The state GOP may have emerged stronger from the embarrassing arrest of former Chairman Jim Greer.
Greer stepped down in February and was charged with six counts of organized scheme to defraud, four counts of felony grand theft and one count of money laundering. It was a painful chapter for local Republicans but ultimately did not prevent the GOP from dominating the 2010 midterms. They credit the growth and autonomy of their state House and Senate committees in helping to generate major gains.
Sen.-elect Marco Rubio pounded Greer ally Gov. Charlie Crist (I) in the Sunshine Stateís high-profile Senate contest. And Republicans now have veto-proof majorities in the state House and Senate, in addition to controlling the governorís office and virtually every other statewide office.

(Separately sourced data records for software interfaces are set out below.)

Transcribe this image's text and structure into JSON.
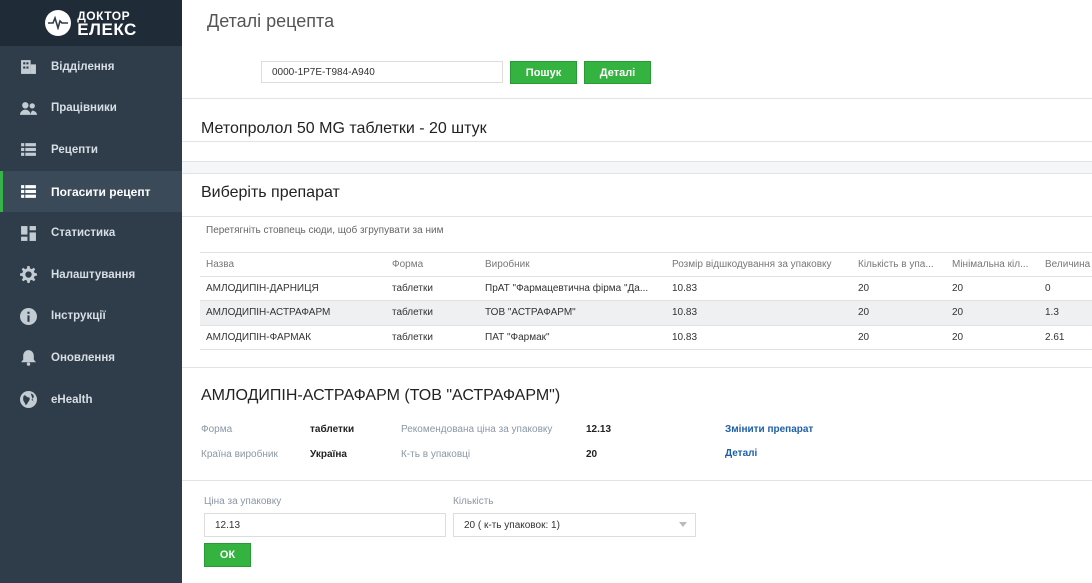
{
  "brand": {
    "line1": "ДОКТОР",
    "line2": "ЕЛЕКС"
  },
  "sidebar": {
    "items": [
      {
        "label": "Відділення",
        "icon": "building-icon"
      },
      {
        "label": "Працівники",
        "icon": "people-icon"
      },
      {
        "label": "Рецепти",
        "icon": "list-icon"
      },
      {
        "label": "Погасити рецепт",
        "icon": "list-icon",
        "active": true
      },
      {
        "label": "Статистика",
        "icon": "dashboard-icon"
      },
      {
        "label": "Налаштування",
        "icon": "gear-icon"
      },
      {
        "label": "Інструкції",
        "icon": "info-icon"
      },
      {
        "label": "Оновлення",
        "icon": "bell-icon"
      },
      {
        "label": "eHealth",
        "icon": "globe-icon"
      }
    ]
  },
  "page": {
    "title": "Деталі рецепта"
  },
  "search": {
    "value": "0000-1P7E-T984-A940",
    "search_label": "Пошук",
    "details_label": "Деталі"
  },
  "prescription": {
    "drug": "Метопролол 50 MG таблетки - 20 штук"
  },
  "select": {
    "title": "Виберіть препарат",
    "group_hint": "Перетягніть стовпець сюди, щоб згрупувати за ним",
    "columns": [
      "Назва",
      "Форма",
      "Виробник",
      "Розмір відшкодування за упаковку",
      "Кількість в упа...",
      "Мінімальна кіл...",
      "Величина"
    ],
    "rows": [
      [
        "АМЛОДИПІН-ДАРНИЦЯ",
        "таблетки",
        "ПрАТ \"Фармацевтична фірма \"Да...",
        "10.83",
        "20",
        "20",
        "0"
      ],
      [
        "АМЛОДИПІН-АСТРАФАРМ",
        "таблетки",
        "ТОВ \"АСТРАФАРМ\"",
        "10.83",
        "20",
        "20",
        "1.3"
      ],
      [
        "АМЛОДИПІН-ФАРМАК",
        "таблетки",
        "ПАТ \"Фармак\"",
        "10.83",
        "20",
        "20",
        "2.61"
      ]
    ]
  },
  "selected": {
    "title": "АМЛОДИПІН-АСТРАФАРМ (ТОВ \"АСТРАФАРМ\")",
    "form_label": "Форма",
    "form_value": "таблетки",
    "country_label": "Країна виробник",
    "country_value": "Україна",
    "price_label": "Рекомендована ціна за упаковку",
    "price_value": "12.13",
    "qty_label": "К-ть в упаковці",
    "qty_value": "20",
    "change_link": "Змінити препарат",
    "details_link": "Деталі"
  },
  "order": {
    "price_label": "Ціна за упаковку",
    "price_value": "12.13",
    "qty_label": "Кількість",
    "qty_value": "20 ( к-ть упаковок: 1)",
    "ok_label": "ОК"
  },
  "colors": {
    "sidebar": "#2f3d4a",
    "accent": "#34b341",
    "link": "#1f5fa8"
  }
}
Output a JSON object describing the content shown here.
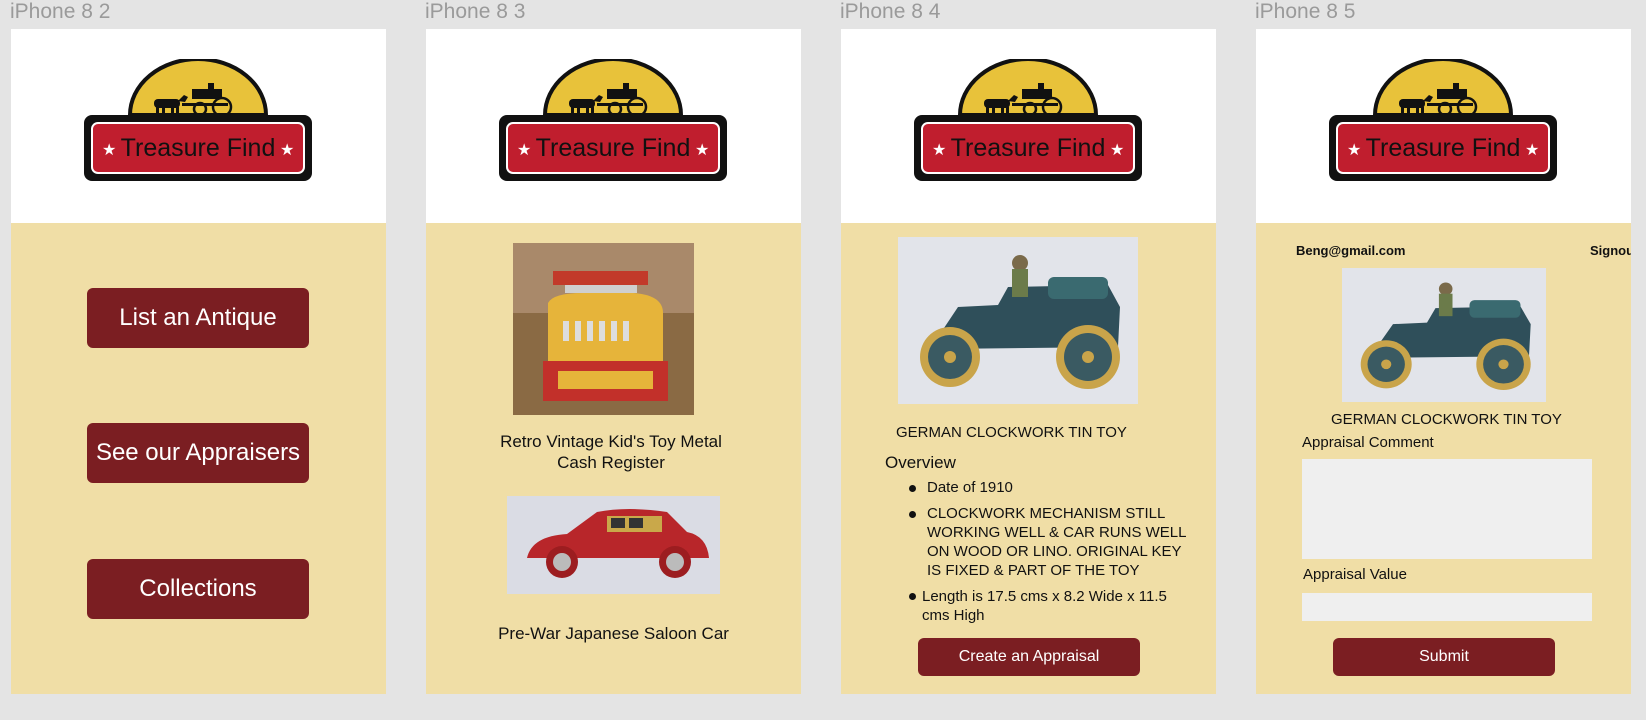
{
  "frames": [
    {
      "label": "iPhone 8 2"
    },
    {
      "label": "iPhone 8 3"
    },
    {
      "label": "iPhone 8 4"
    },
    {
      "label": "iPhone 8 5"
    }
  ],
  "brand": {
    "logo_text": "Treasure Find",
    "colors": {
      "maroon": "#7b1e22",
      "gold": "#e8c23a",
      "panel": "#f0dea6",
      "red": "#c01e2e"
    }
  },
  "home": {
    "buttons": [
      "List an Antique",
      "See our Appraisers",
      "Collections"
    ]
  },
  "listing": {
    "items": [
      {
        "title": "Retro Vintage Kid's Toy Metal Cash Register"
      },
      {
        "title": "Pre-War Japanese Saloon Car"
      }
    ]
  },
  "detail": {
    "title": "GERMAN CLOCKWORK TIN TOY",
    "overview_heading": "Overview",
    "bullets": [
      "Date of 1910",
      "CLOCKWORK MECHANISM STILL WORKING WELL & CAR RUNS WELL ON WOOD OR LINO.  ORIGINAL KEY IS FIXED & PART OF THE TOY",
      "Length is 17.5 cms x 8.2 Wide x 11.5 cms High"
    ],
    "cta": "Create an Appraisal"
  },
  "appraisal": {
    "user_email": "Beng@gmail.com",
    "signout": "Signout",
    "title": "GERMAN CLOCKWORK TIN TOY",
    "comment_label": "Appraisal Comment",
    "comment_value": "",
    "value_label": "Appraisal Value",
    "value_value": "",
    "submit": "Submit"
  }
}
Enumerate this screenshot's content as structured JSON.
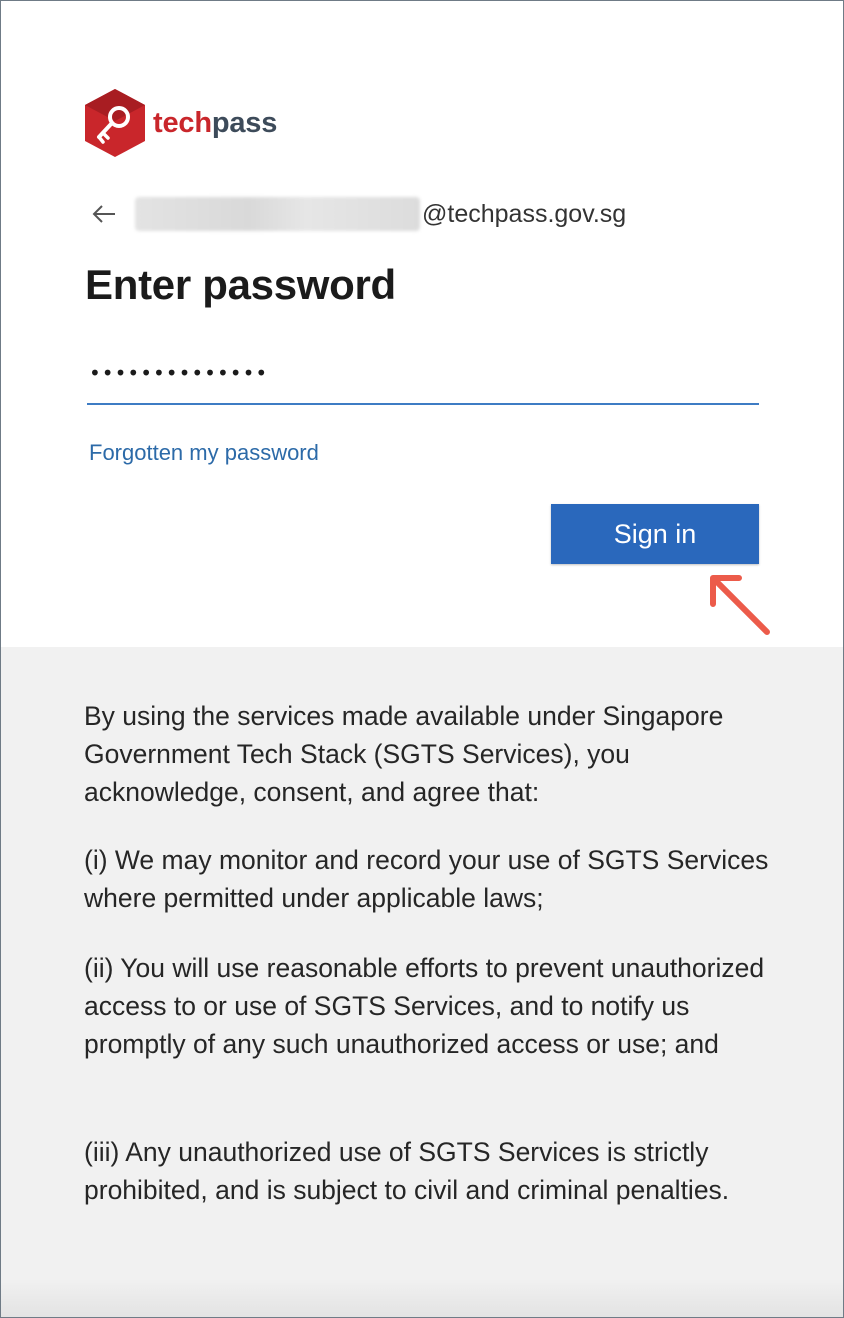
{
  "brand": {
    "name_part1": "tech",
    "name_part2": "pass",
    "logo_icon": "key-hexagon-icon",
    "color_primary": "#c9262b",
    "color_secondary": "#3d4b5a"
  },
  "identity": {
    "back_icon": "back-arrow-icon",
    "email_domain": "@techpass.gov.sg"
  },
  "login": {
    "title": "Enter password",
    "password_value": "••••••••••••••",
    "forgot_link": "Forgotten my password",
    "signin_label": "Sign in",
    "accent_color": "#2a68bc"
  },
  "annotation": {
    "icon": "pointer-arrow-icon",
    "color": "#ec5b4a"
  },
  "notice": {
    "intro": "By using the services made available under Singapore Government Tech Stack (SGTS Services), you acknowledge, consent, and agree that:",
    "item1": "(i) We may monitor and record your use of SGTS Services where permitted under applicable laws;",
    "item2": "(ii) You will use reasonable efforts to prevent unauthorized access to or use of SGTS Services, and to notify us promptly of any such unauthorized access or use; and",
    "item3": "(iii) Any unauthorized use of SGTS Services is strictly prohibited, and is subject to civil and criminal penalties."
  }
}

Such is the paradox of Florida, where even though Democrats hold a 5-point voter registration advantage, voters only narrowly supported Obama in 2008 and overwhelmingly voted for Republicans in the 2010 midterms.
Their 2010 performance gives the GOP sound control over the stateís redistricting process, expected to give Florida two new House seats. But two ballot measures passed in November limit the GOPís ability to help incumbents and are expected to lead to a long and messy redistricting fight that will include several court challenges.
Both the Republican and Democratic parties are expected to select new chairmen in the coming year. And all eyes will be on Sen. Bill Nelson in 2012, one of the only Democrats to hold a major elected office in Florida. And Florida will play host to the Republican National Convention.
The Granite State GOP has been consistently outspent and out-staffed by its Democratic counterpart. It has also been forced to confront the growing belief that the traditional swing state has turned blue.
GOP Chairman John Sununu has something to say about that, telling Roll Call on Monday just before announcing he would not run for a second term as the leader of the state party, ďThe legend that New Hampshire had gone Democratic permanently was obviously not true.Ē
Indeed, under Sununuís leadership, Republicans dominated the midterm elections, flipping the tiny stateís two House seats and maintaining control of the Senate seat held by retiring Sen. Judd Gregg. They also won veto-proof control of the state Legislature, a shift that may render Democratic Gov. John Lynch largely ineffective over the coming two years.
While there is no doubt that Republicans improved their bench and have momentum, Sununuís departure leaves a huge void for New Hampshire Republicans. He is a former governor and White House chief of staff, a sharp political mind who understands the big and little pictures in a state that will play a leading role in the 2012 presidential contest.
Sununu will be replaced Jan. 22. Local reports suggest that heís privately supporting Cheshire County GOP Chairwoman Juliana Bergeron, who is on a short list of potential replacements and announced her bid Tuesday. The Republicans have paid off their debt, have engaged the local business community in their cause and have rejuvenated political action committees, Sununu said.
The state Democratic Party, however, enjoys a cash advantage going forward and has traditionally enjoyed a massive staffing advantage.